── The records
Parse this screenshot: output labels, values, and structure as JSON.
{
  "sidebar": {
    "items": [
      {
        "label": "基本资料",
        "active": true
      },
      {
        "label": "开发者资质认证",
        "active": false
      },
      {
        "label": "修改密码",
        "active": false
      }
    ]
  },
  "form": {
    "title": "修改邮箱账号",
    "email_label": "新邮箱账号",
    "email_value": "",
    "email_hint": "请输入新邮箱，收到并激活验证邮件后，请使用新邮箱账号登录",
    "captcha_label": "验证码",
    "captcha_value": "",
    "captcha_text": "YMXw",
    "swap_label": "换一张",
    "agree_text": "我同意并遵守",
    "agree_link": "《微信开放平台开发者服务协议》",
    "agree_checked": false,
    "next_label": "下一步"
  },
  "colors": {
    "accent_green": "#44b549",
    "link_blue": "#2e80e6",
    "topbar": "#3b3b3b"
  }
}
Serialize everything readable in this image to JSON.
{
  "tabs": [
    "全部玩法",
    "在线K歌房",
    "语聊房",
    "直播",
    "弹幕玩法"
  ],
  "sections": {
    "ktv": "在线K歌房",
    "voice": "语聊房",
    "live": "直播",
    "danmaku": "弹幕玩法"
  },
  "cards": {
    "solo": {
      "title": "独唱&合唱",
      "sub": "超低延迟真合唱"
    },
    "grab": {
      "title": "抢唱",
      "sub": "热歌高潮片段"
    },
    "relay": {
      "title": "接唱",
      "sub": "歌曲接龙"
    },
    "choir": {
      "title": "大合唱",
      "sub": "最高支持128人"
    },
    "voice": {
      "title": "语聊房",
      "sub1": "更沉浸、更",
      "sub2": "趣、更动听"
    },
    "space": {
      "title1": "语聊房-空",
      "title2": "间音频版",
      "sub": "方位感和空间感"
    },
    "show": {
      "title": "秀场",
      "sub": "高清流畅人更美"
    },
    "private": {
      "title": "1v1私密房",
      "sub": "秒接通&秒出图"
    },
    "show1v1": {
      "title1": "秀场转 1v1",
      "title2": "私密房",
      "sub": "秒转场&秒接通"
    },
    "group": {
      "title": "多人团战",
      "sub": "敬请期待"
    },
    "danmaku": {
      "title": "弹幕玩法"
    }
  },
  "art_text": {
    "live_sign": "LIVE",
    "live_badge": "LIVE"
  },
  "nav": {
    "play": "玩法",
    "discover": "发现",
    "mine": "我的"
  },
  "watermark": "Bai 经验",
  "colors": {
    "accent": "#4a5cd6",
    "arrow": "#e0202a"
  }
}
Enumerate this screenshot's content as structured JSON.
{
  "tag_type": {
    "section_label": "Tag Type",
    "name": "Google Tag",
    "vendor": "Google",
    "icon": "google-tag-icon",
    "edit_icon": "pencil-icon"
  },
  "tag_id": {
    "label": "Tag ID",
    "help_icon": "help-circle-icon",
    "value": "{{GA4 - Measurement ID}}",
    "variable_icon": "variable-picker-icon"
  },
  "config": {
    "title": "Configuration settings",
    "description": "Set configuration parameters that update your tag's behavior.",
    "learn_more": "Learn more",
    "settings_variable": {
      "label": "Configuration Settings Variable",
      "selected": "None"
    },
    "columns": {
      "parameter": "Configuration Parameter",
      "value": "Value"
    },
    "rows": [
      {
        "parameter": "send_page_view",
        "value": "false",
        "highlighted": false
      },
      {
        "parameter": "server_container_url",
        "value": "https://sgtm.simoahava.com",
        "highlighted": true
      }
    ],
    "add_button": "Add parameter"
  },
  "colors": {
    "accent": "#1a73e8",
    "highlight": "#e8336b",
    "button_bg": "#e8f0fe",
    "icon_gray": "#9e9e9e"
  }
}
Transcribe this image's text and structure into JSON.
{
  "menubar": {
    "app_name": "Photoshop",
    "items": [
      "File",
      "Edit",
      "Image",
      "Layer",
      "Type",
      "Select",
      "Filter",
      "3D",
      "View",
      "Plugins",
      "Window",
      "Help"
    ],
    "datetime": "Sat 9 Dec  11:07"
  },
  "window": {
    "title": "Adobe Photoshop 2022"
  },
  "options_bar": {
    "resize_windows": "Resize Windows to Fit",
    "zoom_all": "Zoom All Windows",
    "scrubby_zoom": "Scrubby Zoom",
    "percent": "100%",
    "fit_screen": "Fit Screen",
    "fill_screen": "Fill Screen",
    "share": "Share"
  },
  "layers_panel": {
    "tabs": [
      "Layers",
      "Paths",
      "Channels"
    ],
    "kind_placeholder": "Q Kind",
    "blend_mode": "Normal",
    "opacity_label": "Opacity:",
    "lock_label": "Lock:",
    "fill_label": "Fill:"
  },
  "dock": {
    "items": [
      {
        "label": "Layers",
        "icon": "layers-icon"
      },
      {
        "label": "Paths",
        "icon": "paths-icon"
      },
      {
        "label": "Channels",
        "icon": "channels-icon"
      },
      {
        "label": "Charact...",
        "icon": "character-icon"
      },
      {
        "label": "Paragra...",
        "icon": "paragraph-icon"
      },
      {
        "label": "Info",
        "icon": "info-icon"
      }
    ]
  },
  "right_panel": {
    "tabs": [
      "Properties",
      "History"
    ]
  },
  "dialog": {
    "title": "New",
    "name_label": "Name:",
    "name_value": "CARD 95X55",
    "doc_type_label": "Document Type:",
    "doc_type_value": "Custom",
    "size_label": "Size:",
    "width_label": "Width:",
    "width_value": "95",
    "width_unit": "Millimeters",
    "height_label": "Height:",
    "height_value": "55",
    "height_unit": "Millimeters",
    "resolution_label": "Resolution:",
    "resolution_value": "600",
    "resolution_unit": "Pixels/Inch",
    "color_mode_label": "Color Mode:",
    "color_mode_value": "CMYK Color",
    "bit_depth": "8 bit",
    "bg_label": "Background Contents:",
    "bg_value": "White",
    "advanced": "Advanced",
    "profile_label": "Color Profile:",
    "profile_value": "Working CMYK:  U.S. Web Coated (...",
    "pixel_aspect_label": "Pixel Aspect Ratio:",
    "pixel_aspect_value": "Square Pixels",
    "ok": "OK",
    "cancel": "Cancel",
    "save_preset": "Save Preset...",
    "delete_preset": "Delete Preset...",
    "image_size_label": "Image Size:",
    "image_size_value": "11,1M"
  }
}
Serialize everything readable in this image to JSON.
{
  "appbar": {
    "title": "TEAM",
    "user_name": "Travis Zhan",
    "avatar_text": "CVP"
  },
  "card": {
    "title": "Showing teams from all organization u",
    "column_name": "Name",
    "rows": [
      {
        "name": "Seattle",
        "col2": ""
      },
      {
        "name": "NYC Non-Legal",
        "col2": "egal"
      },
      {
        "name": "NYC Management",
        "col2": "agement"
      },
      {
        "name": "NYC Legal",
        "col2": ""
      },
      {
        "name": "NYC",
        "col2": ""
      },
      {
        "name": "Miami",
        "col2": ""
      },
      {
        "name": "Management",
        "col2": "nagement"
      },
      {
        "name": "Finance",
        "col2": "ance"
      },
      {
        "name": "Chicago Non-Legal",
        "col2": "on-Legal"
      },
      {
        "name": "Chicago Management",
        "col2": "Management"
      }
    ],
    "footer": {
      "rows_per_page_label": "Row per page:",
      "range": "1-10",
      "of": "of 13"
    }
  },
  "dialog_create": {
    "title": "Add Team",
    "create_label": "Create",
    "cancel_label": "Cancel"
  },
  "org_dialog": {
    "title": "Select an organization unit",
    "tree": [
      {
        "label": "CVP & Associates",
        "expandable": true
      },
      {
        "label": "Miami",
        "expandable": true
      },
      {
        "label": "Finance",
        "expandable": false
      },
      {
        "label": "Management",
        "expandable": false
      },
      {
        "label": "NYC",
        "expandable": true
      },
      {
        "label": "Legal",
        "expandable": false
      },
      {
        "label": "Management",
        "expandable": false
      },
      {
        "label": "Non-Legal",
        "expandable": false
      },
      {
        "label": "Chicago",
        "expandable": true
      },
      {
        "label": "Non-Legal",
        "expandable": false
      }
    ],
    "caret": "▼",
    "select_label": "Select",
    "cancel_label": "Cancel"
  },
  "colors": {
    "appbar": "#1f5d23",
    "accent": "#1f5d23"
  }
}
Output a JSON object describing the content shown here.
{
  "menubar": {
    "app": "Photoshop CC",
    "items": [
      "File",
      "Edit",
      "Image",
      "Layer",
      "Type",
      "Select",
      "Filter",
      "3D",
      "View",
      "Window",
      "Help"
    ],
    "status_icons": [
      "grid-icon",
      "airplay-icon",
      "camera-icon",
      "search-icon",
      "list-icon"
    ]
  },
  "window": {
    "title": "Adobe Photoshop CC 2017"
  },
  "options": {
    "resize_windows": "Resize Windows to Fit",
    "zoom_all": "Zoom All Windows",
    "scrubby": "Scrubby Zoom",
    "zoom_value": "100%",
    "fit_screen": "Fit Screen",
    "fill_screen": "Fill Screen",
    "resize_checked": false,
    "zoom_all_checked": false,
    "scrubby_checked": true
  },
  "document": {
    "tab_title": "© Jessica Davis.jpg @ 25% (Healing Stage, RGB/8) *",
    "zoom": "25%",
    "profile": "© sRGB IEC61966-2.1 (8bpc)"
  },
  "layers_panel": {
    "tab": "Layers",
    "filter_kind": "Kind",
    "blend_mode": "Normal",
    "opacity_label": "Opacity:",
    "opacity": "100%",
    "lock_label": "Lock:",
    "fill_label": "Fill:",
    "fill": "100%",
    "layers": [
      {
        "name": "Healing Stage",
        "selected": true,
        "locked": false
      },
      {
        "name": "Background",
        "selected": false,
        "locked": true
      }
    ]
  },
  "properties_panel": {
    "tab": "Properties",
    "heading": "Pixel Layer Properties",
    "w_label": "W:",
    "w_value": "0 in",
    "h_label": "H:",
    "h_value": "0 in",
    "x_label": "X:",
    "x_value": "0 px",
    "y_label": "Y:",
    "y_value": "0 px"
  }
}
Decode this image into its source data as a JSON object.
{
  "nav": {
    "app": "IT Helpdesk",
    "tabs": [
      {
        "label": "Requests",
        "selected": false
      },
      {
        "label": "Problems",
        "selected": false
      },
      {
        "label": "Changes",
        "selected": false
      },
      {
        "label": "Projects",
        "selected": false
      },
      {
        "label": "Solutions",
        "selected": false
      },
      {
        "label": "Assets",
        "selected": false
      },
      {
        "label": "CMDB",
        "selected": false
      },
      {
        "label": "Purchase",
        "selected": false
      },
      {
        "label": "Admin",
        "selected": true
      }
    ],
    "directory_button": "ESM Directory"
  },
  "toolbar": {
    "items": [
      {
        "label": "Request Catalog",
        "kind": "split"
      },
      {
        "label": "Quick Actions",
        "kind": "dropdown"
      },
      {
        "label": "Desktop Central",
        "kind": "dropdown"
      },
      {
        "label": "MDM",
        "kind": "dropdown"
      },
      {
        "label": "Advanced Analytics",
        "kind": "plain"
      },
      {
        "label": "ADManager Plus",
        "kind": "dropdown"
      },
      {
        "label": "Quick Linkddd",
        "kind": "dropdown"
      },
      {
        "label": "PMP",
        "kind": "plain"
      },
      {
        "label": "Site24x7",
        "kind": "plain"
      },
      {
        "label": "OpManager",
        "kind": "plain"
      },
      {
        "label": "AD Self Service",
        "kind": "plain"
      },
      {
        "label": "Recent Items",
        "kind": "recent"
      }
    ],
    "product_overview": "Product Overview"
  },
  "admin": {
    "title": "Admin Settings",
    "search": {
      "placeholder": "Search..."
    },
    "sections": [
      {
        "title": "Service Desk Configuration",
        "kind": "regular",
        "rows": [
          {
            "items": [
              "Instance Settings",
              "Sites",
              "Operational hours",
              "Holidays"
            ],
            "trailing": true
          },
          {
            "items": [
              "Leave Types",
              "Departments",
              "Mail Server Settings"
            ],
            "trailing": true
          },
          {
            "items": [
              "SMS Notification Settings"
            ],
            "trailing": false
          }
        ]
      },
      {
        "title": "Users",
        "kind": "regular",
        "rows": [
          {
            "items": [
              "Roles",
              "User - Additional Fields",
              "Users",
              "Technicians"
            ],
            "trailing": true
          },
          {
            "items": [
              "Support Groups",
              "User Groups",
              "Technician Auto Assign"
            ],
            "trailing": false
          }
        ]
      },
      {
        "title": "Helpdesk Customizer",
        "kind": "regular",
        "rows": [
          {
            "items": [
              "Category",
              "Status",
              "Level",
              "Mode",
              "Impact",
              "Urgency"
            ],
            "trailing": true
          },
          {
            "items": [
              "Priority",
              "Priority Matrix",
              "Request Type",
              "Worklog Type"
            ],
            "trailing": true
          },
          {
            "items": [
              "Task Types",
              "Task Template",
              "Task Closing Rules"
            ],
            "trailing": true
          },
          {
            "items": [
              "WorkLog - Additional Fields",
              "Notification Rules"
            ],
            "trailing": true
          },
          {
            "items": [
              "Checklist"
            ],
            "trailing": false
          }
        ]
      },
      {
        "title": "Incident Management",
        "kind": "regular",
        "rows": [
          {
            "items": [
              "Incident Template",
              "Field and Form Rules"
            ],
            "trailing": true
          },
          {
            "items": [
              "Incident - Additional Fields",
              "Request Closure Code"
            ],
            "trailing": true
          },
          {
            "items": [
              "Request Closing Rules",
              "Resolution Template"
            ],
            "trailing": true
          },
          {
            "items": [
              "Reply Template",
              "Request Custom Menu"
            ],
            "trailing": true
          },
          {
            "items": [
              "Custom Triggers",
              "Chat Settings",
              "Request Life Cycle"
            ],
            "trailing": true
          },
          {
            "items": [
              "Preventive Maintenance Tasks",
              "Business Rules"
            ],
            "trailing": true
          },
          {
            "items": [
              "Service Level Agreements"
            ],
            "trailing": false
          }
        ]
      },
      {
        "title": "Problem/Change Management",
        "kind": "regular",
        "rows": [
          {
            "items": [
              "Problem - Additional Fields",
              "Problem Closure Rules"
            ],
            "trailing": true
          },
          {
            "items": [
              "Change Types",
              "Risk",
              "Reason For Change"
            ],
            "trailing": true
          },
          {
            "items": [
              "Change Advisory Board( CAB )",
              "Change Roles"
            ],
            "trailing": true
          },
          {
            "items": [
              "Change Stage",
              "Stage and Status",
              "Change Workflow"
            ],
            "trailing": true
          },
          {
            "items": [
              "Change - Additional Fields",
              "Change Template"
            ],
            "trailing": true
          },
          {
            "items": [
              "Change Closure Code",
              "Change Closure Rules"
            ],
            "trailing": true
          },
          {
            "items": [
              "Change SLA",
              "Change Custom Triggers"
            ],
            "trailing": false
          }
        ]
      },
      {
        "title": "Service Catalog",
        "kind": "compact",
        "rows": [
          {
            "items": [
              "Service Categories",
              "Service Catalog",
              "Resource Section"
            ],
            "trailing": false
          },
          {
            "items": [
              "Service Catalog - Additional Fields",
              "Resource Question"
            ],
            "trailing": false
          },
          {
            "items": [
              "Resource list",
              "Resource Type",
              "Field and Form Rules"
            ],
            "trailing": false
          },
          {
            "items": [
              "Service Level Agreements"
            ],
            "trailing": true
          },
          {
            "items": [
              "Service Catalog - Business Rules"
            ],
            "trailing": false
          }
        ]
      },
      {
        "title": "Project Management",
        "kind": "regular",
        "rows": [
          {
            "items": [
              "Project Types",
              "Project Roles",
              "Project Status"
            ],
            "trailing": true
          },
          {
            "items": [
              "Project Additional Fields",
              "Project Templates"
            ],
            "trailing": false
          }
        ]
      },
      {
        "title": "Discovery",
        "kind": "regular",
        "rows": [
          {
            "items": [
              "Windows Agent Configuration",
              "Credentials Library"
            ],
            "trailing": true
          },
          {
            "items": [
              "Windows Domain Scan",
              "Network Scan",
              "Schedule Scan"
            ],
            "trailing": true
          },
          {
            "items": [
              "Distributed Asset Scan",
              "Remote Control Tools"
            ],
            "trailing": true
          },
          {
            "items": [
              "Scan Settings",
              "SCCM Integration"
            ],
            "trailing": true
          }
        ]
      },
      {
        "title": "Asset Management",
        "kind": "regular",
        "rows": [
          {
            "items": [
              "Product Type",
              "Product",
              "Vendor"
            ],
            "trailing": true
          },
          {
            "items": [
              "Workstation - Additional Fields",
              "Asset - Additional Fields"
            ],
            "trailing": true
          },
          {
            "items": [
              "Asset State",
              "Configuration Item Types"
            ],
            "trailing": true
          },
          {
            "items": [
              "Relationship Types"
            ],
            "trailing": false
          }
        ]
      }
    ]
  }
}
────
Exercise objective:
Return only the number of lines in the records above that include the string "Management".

Response to this task:
10